Transition of power is deadly for a regime with too much to conceal and will be prevented by force when rigging becomes inadequate. How many times has history taught this lesson and in how many places? Mubarak, Gadaffi and now Assad had no other choice than to call out the troops or face the hangman? They conspired against democracy hoping to rob the hangman of his fee.
Sri Lanka is staring into a future starker than ever before in its 65 post-independence years. History has shown that even insane rulers cannot be ousted by internal strife alone after they score big military victories over hated enemies.

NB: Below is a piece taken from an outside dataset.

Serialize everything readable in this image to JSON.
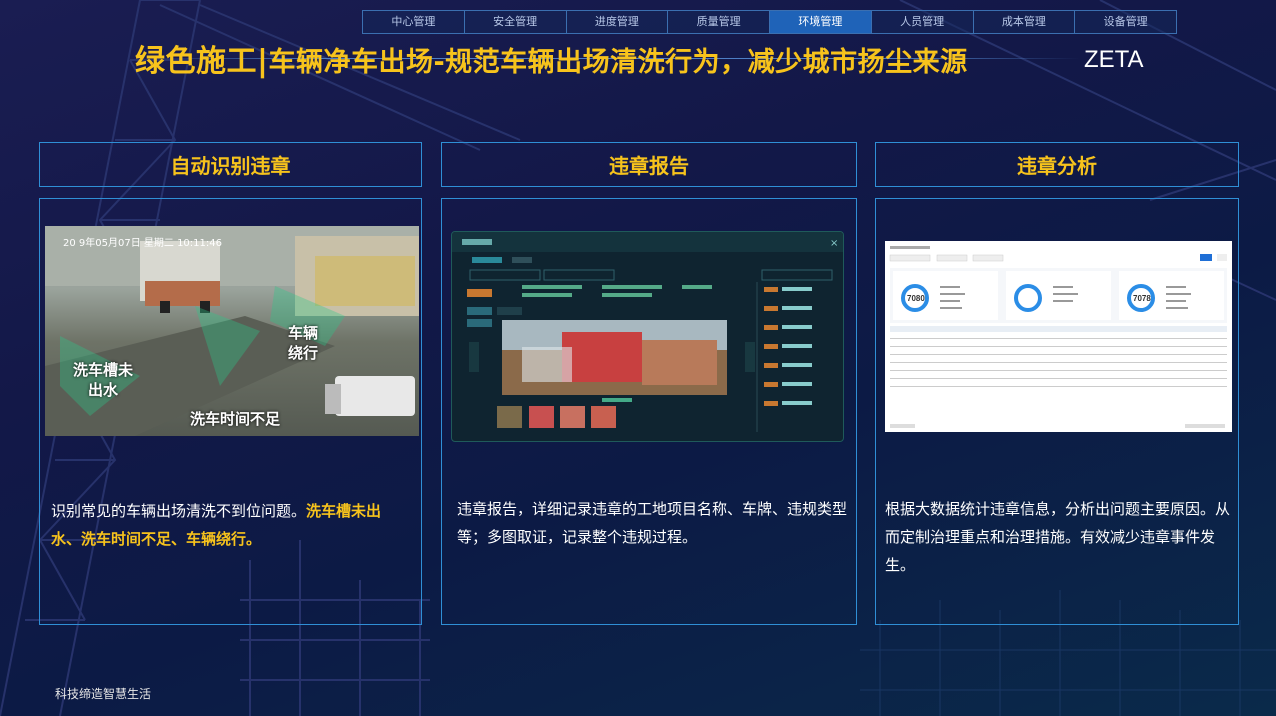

The threat can be defeated only by an alliance of an awakened populace with a democratic international community, but that’s a topic for another day.
Ironic out verbal contortions

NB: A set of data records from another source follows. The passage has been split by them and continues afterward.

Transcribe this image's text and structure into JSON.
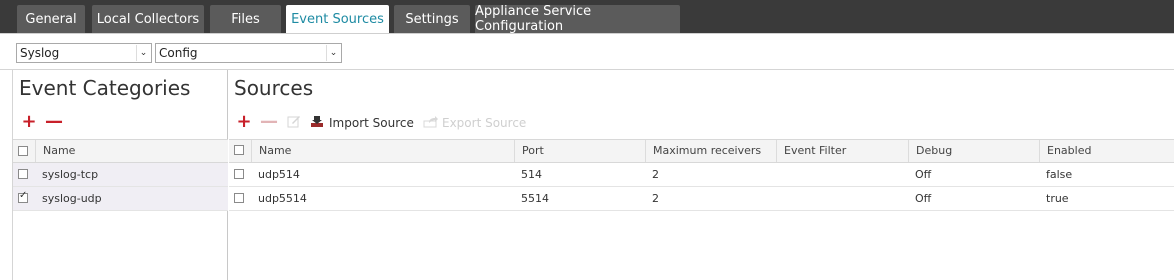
{
  "tabs": [
    {
      "label": "General"
    },
    {
      "label": "Local Collectors"
    },
    {
      "label": "Files"
    },
    {
      "label": "Event Sources"
    },
    {
      "label": "Settings"
    },
    {
      "label": "Appliance Service Configuration"
    }
  ],
  "filters": {
    "type_value": "Syslog",
    "mode_value": "Config"
  },
  "left_panel": {
    "title": "Event Categories",
    "column_name": "Name",
    "rows": [
      {
        "name": "syslog-tcp",
        "checked": false
      },
      {
        "name": "syslog-udp",
        "checked": true
      }
    ]
  },
  "right_panel": {
    "title": "Sources",
    "import_label": "Import Source",
    "export_label": "Export Source",
    "columns": [
      "Name",
      "Port",
      "Maximum receivers",
      "Event Filter",
      "Debug",
      "Enabled"
    ],
    "rows": [
      {
        "name": "udp514",
        "port": "514",
        "max": "2",
        "filter": "",
        "debug": "Off",
        "enabled": "false"
      },
      {
        "name": "udp5514",
        "port": "5514",
        "max": "2",
        "filter": "",
        "debug": "Off",
        "enabled": "true"
      }
    ]
  },
  "colors": {
    "accent": "#1e8ba3",
    "add": "#c8202a"
  }
}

There is one bit of verbal jugglery in TNA-Sampanthan lexicography that needs ironing out. If the Tamils are denied “internal self-determination” the time will come when they will seek “external self-determination” they contort. For heaven’s sake, there is only plain vanilla self-determination in respect of minority nations, and not a multitude of flavours thereof. I have met and heard RS a few times; he has a sharp and logical mind and speaks with clarity; so why this verbal jumble? What he means is perfectly clear: Either it is devolution and self-administration; otherwise it will be the exercise of the right to plain vanilla self-determination, including the right to secede. Plain and simple that’s what he means and it’s obvious, logical and correct. I might add, on my own bat, that all nations, Lanka’s Tamils and India’s Kashmiris included, are morally entitled to it.
The verbal gymnastics finds its way in because nationalist hotheads in the Tamil community can’t do with devolution and self-administration unless it’s dressed up in the garments of ‘internal self-determination’. Conversely one dare not speak of ‘including the right to secession’ without being marched off by Lanka’s Sinhala-Buddhist state and tried for treason. In this context, these verbal contortions are forgivable. I only want to spell it out in plain language for the benefit of simple readers of common English.
South Asia Analysis